Winter plates pop with color
Published: January 31, 2012
Tossing up a salad in the dead of winter may take a bit of legwork. Sourcing the variety of produce necessary to create a colorful mix with complex, fresh flavors can be challenging. But that doesn’t stop David Bazirgan (a.k.a Baz), chef at Fifth Floor at the Hotel Palomar in San Francisco. He’s a regular at the Farmer’s Market in San Francisco’s Ferry Building, and it’s packed with produce.
“I’m currently buying several types of organic heirloom chicory from County Line Farms in Petaluma, California, persimmons from Hamada Farms out of Healdsburg and root vegetables like baby white beets from Heirloom Organics,” notes Bazirgan. “Sweeter ingredients go really well with chicories to counteract the bitterness,” he adds.
For his Market Salad now on the menu, Chef Baz compresses fresh persimmons in a sous vide machine, which gives them a denser texture, intensified flavor and appealing translucence that contrasts with the dark greens. Hazelnuts, Pt. Reyes blue cheese and pomegranate pull the salad together. “I’m using sous vide to cook other produce too. The technique not only enhances texture and flavor, it prolongs shelf life a little,” he says.

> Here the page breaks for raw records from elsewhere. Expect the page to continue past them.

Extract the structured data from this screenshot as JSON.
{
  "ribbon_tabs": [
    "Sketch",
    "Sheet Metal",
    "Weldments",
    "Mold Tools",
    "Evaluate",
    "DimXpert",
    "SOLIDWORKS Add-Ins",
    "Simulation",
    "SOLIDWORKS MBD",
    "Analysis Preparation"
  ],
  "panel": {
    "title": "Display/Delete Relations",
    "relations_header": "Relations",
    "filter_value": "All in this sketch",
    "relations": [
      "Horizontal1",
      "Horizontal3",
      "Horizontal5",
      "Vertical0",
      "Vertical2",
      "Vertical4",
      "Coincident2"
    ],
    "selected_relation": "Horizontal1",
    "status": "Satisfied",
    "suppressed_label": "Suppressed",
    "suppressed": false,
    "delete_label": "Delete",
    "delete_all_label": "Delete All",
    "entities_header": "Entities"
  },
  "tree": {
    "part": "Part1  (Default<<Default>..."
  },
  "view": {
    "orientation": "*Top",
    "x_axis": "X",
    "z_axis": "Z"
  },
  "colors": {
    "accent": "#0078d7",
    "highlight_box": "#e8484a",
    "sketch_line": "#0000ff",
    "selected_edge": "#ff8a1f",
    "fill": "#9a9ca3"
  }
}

Another dish that showcases seasonal vegetables is Slow Cooked Squab with root vegetables, black trumpet mushrooms and bacon. Chef Baz likes to mix up cooking techniques on the plate, roasting some of the roots in their skin, cooking others sous vide and pureeing some. Other sections of the Fifth Floor winter menu are featuring Asian pears, icicle radishes, citrus and dates, as well as preserved lemons and pickled porcinis prepared in-house.

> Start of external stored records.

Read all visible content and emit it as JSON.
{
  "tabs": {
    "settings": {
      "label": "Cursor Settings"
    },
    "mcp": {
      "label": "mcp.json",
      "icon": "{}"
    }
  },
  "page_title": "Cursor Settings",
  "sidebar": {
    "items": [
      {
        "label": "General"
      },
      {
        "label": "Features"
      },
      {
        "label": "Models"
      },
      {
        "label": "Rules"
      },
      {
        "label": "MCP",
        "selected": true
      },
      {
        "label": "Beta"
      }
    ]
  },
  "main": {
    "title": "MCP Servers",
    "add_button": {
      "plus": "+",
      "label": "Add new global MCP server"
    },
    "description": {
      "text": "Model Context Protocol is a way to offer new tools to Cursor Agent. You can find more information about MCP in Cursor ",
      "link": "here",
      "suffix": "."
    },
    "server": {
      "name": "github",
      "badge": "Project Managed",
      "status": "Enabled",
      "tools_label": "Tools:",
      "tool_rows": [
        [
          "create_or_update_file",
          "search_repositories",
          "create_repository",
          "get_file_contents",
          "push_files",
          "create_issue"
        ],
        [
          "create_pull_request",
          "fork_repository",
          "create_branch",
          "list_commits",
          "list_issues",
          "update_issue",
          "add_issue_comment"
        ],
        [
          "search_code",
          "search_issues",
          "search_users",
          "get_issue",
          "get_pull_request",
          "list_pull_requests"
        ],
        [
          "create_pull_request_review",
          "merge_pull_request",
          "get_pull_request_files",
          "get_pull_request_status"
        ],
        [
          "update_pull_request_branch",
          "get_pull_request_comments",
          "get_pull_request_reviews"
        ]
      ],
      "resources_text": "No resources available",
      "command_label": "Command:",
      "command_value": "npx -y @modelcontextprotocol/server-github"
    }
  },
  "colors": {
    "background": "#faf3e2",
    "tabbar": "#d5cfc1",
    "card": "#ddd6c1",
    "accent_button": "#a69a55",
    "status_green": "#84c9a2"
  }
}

The cuisine at Fifth Floor draws from Mediterranean and global influences, but seasonality is the number one priority. “You can’t compete in California if you don’t cook seasonally,” claims Bazirgan. Coming from a 10-year stint in Boston, he says it’s pretty great to be cooking now in San Francisco with its seasonal bounty.
Also in season:
- Asian greens